The Secret Service has been handling security at Barack Obama's campaign events and it's a big deal -- a really big deal. I never realized how serious these guys were until I was told that TSA, the touchy-feely folks at the airport, were also screening reporters covering Obama's campaign rallies. And for the record, let me say if you haven't been felt up by TSA at LaGuardia International Aiport, you don't know what you're missing.
I'm not a big fan of security check points, but I do try to resist the urge to personally thank them for trampling through my luggage among other things.
A few weeks ago, I was sent to Chicago to cover Super Tuesday. I was assigned to Obama's campaign headquarters at the Hyatt Regency Hotel -- a big fancy place near Lake Michigan in downtown.
In my defense, I was having a particularly difficult week in the Windy City. I had been on the road for about four weeks, I was coughing up a variety of body parts and my hotel had somehow managed to misplace all of my dry cleaning.
To round out the day, I had to walk five blocks in sub-zero snow storm and stepped into five inches of icy slush. You know, I'm sure Chicago is a fine city once it thaws out --- but I'd rather vacation in Detroit than go to Chi-town in the winter. Anyway, by the time I arrived at the Obama rally, I was soaking wet, sick as a dog, and the security line stretched on for an eternity. To maintain my sanity and health, I was chugging Liquid Tylenol shots and Advil chasers. It wasn't a pretty sight.

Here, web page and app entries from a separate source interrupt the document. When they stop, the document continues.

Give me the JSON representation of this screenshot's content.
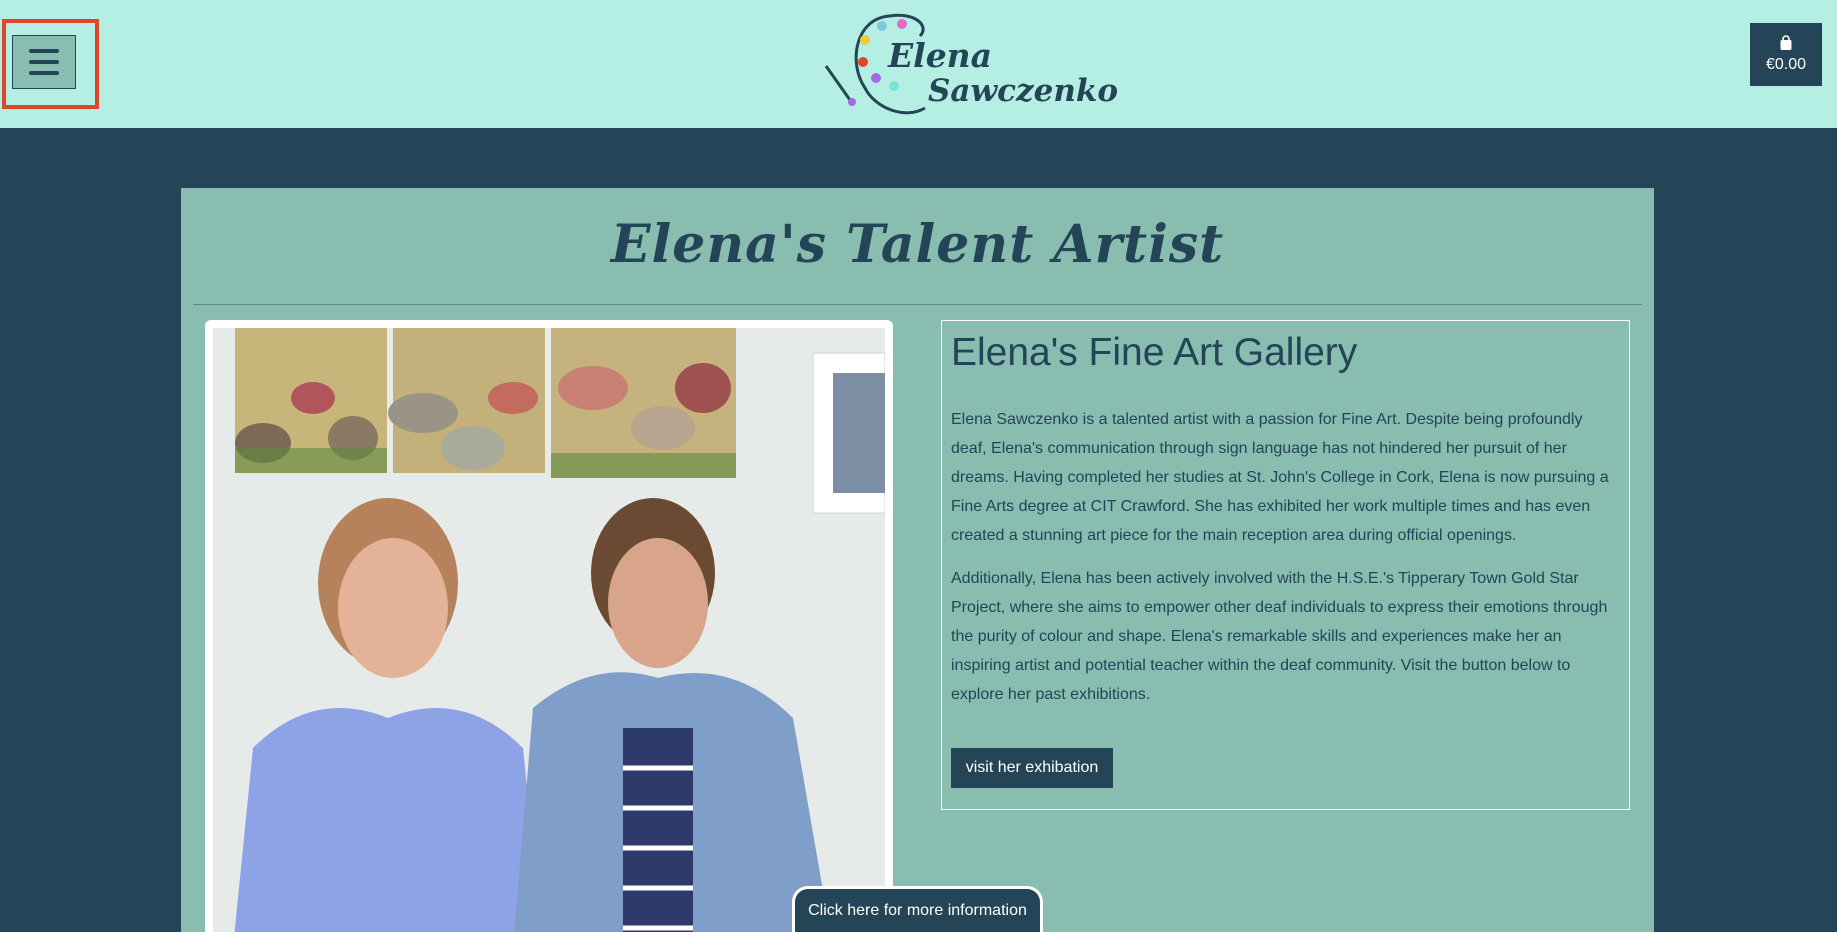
{
  "header": {
    "logo_first": "Elena",
    "logo_last": "Sawczenko",
    "cart_amount": "€0.00"
  },
  "main": {
    "page_title": "Elena's Talent Artist",
    "info": {
      "title": "Elena's Fine Art Gallery",
      "paragraph1": "Elena Sawczenko is a talented artist with a passion for Fine Art. Despite being profoundly deaf, Elena's communication through sign language has not hindered her pursuit of her dreams. Having completed her studies at St. John's College in Cork, Elena is now pursuing a Fine Arts degree at CIT Crawford. She has exhibited her work multiple times and has even created a stunning art piece for the main reception area during official openings.",
      "paragraph2": "Additionally, Elena has been actively involved with the H.S.E.'s Tipperary Town Gold Star Project, where she aims to empower other deaf individuals to express their emotions through the purity of colour and shape. Elena's remarkable skills and experiences make her an inspiring artist and potential teacher within the deaf community. Visit the button below to explore her past exhibitions.",
      "button_label": "visit her exhibation"
    }
  },
  "footer_tab": {
    "label": "Click here for more information"
  },
  "colors": {
    "header_bg": "#b5eee2",
    "page_bg": "#244457",
    "panel_bg": "#89bdb0",
    "highlight": "#e2452b"
  },
  "icons": [
    "menu-icon",
    "palette-logo-icon",
    "shopping-bag-icon"
  ]
}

As you might imagine, I was bobbing and weaving by the time I got to the screening booth.
First, I had to allow a dog to sniff my equipment --- about 30 pounds of bells and whistles organized and crafted by the fine folks at Fox News Radio's Master Control. Then, came the fun part.
They stopped short of making me strip down to my skivvies, but it was close. Out came the wallet, camera, Blackberry, keys, loose change, pocket lint. Once I had unloaded by bounty, the agent motioned for me to step through the metal detector. I took one step forward before I was ordered to stop.

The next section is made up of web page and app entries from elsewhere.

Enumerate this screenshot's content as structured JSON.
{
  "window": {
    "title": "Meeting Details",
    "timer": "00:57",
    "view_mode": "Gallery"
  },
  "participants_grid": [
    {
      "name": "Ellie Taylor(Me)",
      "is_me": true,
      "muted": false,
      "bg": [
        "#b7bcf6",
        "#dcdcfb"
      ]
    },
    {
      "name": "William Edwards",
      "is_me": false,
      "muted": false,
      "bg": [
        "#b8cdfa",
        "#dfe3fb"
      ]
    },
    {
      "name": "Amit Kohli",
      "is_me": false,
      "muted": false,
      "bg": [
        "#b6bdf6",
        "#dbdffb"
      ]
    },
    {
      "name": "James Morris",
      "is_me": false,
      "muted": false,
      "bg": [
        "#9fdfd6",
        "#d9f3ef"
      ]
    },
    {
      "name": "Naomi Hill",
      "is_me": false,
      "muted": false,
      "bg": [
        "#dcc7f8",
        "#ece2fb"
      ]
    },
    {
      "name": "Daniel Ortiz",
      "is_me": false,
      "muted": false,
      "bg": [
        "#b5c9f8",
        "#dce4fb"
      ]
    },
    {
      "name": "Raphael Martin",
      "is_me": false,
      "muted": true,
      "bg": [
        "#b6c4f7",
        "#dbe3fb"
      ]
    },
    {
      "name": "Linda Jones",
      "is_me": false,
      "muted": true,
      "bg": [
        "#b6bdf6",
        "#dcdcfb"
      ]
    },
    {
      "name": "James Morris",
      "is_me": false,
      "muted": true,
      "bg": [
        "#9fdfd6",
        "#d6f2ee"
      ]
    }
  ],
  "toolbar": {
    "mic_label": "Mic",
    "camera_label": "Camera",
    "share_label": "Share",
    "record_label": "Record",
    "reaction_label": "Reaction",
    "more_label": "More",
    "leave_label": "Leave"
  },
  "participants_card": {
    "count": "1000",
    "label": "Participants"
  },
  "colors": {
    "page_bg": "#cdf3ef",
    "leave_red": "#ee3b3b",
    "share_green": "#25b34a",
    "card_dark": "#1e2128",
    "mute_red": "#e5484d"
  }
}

"Sir, we need to examine the contents of your paper bag," said the agent. I had forgotten that I had grabbed an Italian Beef sandwich for dinner. It was wrapped up in a paper bag. I suggested to the officer that he had to be kidding. He wasn't. I unwrapped the sandwich and presented it to the officer for inspection.
I had no idea an Italian Beef sandwich was considered a weapon of mass destruction. Of course, you never know what devious device could be lurking beneath the tomatoes.
Once my sandwich cleared security, I was ushered through the metal detector which promptly beeped. Ever since my open heart surgery, I have a tendency to beep --- what with all that metal in my chest. And that -- my friends --- led to the infamous body search.
I gladly complied as they ordered me to assume the position and prepare for the pat-down. I suppose now would be a good time to explain that I am quite ticklish --- quite ticklish.
Once Officer Cold Fingers hit the waistline I began to fidget. From that point it was all downhill as I began to uncontrollably jerk and twitch --- all the while trying to stifle an embarassing laugh. "Is there a problem," he asked.
I politely explained that I wasn't used to someone rummaging around in my nether-regions. I don't believe Officer Cold Fingers was amused.
A few minutes later, though, all was well. I was deemed "all clear" and allowed to proceed with my duties, so I thanked the officers, took a bite out of my sandwich and went about my business.
I've been reflecting on my experiences with the TSA and frankly, I'm a bit jaded. And I have a feeling I'm not alone. They've left a string of wounded hearts at airports across the fruited plain. We bare our souls to these strangers in the night. They probe the very cockles of our hearts and caress our bodies with their sanitized rubber gloves. And for what? Is it all for one meaningless intimate affair in the sterile confines of a security checkpoint standing there emotionally drained in our sock feet?
After all of that, you'd think the government could spring for a pack of cigarettes --- or at least a curiously strong breath mint.